▶ **Provided records**:
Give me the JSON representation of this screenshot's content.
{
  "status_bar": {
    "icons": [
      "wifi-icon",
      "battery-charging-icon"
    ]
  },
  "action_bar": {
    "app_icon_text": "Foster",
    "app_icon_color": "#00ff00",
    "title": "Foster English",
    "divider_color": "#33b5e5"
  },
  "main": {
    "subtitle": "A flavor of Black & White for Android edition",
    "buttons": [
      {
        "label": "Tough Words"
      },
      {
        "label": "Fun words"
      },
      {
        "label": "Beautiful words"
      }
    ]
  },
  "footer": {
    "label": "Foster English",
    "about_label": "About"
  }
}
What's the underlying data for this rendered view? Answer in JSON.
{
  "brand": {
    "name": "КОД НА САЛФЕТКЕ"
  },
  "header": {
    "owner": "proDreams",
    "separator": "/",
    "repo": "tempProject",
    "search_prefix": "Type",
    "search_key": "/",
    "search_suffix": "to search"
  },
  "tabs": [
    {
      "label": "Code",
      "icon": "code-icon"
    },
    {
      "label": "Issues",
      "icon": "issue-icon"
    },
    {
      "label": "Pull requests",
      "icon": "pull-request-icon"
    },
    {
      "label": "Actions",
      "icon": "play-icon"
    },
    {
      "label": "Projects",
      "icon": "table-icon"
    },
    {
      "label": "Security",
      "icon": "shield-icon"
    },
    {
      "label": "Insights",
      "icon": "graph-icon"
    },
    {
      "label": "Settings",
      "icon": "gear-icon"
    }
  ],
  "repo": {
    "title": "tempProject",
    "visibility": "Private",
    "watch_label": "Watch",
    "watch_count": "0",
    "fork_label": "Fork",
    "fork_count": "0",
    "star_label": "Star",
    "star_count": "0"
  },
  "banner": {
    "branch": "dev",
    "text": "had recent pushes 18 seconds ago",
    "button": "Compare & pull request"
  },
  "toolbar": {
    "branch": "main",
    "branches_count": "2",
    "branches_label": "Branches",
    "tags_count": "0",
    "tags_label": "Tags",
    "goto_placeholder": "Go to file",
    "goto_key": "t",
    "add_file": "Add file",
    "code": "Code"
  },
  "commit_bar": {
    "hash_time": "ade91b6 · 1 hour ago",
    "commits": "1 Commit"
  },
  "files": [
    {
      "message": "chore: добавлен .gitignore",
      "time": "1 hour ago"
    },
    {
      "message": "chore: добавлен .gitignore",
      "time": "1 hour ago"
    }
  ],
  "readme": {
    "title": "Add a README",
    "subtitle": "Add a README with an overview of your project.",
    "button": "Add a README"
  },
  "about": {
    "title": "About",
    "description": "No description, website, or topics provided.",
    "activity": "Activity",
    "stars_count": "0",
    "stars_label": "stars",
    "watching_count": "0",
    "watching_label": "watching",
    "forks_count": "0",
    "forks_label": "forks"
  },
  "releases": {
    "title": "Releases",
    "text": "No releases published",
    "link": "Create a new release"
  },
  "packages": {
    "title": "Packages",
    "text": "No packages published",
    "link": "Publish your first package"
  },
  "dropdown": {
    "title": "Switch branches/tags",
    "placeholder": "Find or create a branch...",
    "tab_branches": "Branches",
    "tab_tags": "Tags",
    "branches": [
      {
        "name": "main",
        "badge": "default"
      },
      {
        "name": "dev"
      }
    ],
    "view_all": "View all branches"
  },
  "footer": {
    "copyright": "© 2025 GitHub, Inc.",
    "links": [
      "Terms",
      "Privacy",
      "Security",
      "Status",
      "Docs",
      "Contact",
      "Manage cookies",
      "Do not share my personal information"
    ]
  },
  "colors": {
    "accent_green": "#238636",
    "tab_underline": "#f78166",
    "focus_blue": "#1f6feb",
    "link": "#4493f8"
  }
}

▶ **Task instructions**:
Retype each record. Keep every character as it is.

▶ **Result of this task**:
Give me the JSON representation of this screenshot's content.
{
  "status_bar": {
    "icons": [
      "wifi-icon",
      "battery-charging-icon"
    ]
  },
  "action_bar": {
    "app_icon_text": "Foster",
    "app_icon_color": "#00ff00",
    "title": "Foster English",
    "divider_color": "#33b5e5"
  },
  "main": {
    "subtitle": "A flavor of Black & White for Android edition",
    "buttons": [
      {
        "label": "Tough Words"
      },
      {
        "label": "Fun words"
      },
      {
        "label": "Beautiful words"
      }
    ]
  },
  "footer": {
    "label": "Foster English",
    "about_label": "About"
  }
}
What's the underlying data for this rendered view? Answer in JSON.
{
  "brand": {
    "name": "КОД НА САЛФЕТКЕ"
  },
  "header": {
    "owner": "proDreams",
    "separator": "/",
    "repo": "tempProject",
    "search_prefix": "Type",
    "search_key": "/",
    "search_suffix": "to search"
  },
  "tabs": [
    {
      "label": "Code",
      "icon": "code-icon"
    },
    {
      "label": "Issues",
      "icon": "issue-icon"
    },
    {
      "label": "Pull requests",
      "icon": "pull-request-icon"
    },
    {
      "label": "Actions",
      "icon": "play-icon"
    },
    {
      "label": "Projects",
      "icon": "table-icon"
    },
    {
      "label": "Security",
      "icon": "shield-icon"
    },
    {
      "label": "Insights",
      "icon": "graph-icon"
    },
    {
      "label": "Settings",
      "icon": "gear-icon"
    }
  ],
  "repo": {
    "title": "tempProject",
    "visibility": "Private",
    "watch_label": "Watch",
    "watch_count": "0",
    "fork_label": "Fork",
    "fork_count": "0",
    "star_label": "Star",
    "star_count": "0"
  },
  "banner": {
    "branch": "dev",
    "text": "had recent pushes 18 seconds ago",
    "button": "Compare & pull request"
  },
  "toolbar": {
    "branch": "main",
    "branches_count": "2",
    "branches_label": "Branches",
    "tags_count": "0",
    "tags_label": "Tags",
    "goto_placeholder": "Go to file",
    "goto_key": "t",
    "add_file": "Add file",
    "code": "Code"
  },
  "commit_bar": {
    "hash_time": "ade91b6 · 1 hour ago",
    "commits": "1 Commit"
  },
  "files": [
    {
      "message": "chore: добавлен .gitignore",
      "time": "1 hour ago"
    },
    {
      "message": "chore: добавлен .gitignore",
      "time": "1 hour ago"
    }
  ],
  "readme": {
    "title": "Add a README",
    "subtitle": "Add a README with an overview of your project.",
    "button": "Add a README"
  },
  "about": {
    "title": "About",
    "description": "No description, website, or topics provided.",
    "activity": "Activity",
    "stars_count": "0",
    "stars_label": "stars",
    "watching_count": "0",
    "watching_label": "watching",
    "forks_count": "0",
    "forks_label": "forks"
  },
  "releases": {
    "title": "Releases",
    "text": "No releases published",
    "link": "Create a new release"
  },
  "packages": {
    "title": "Packages",
    "text": "No packages published",
    "link": "Publish your first package"
  },
  "dropdown": {
    "title": "Switch branches/tags",
    "placeholder": "Find or create a branch...",
    "tab_branches": "Branches",
    "tab_tags": "Tags",
    "branches": [
      {
        "name": "main",
        "badge": "default"
      },
      {
        "name": "dev"
      }
    ],
    "view_all": "View all branches"
  },
  "footer": {
    "copyright": "© 2025 GitHub, Inc.",
    "links": [
      "Terms",
      "Privacy",
      "Security",
      "Status",
      "Docs",
      "Contact",
      "Manage cookies",
      "Do not share my personal information"
    ]
  },
  "colors": {
    "accent_green": "#238636",
    "tab_underline": "#f78166",
    "focus_blue": "#1f6feb",
    "link": "#4493f8"
  }
}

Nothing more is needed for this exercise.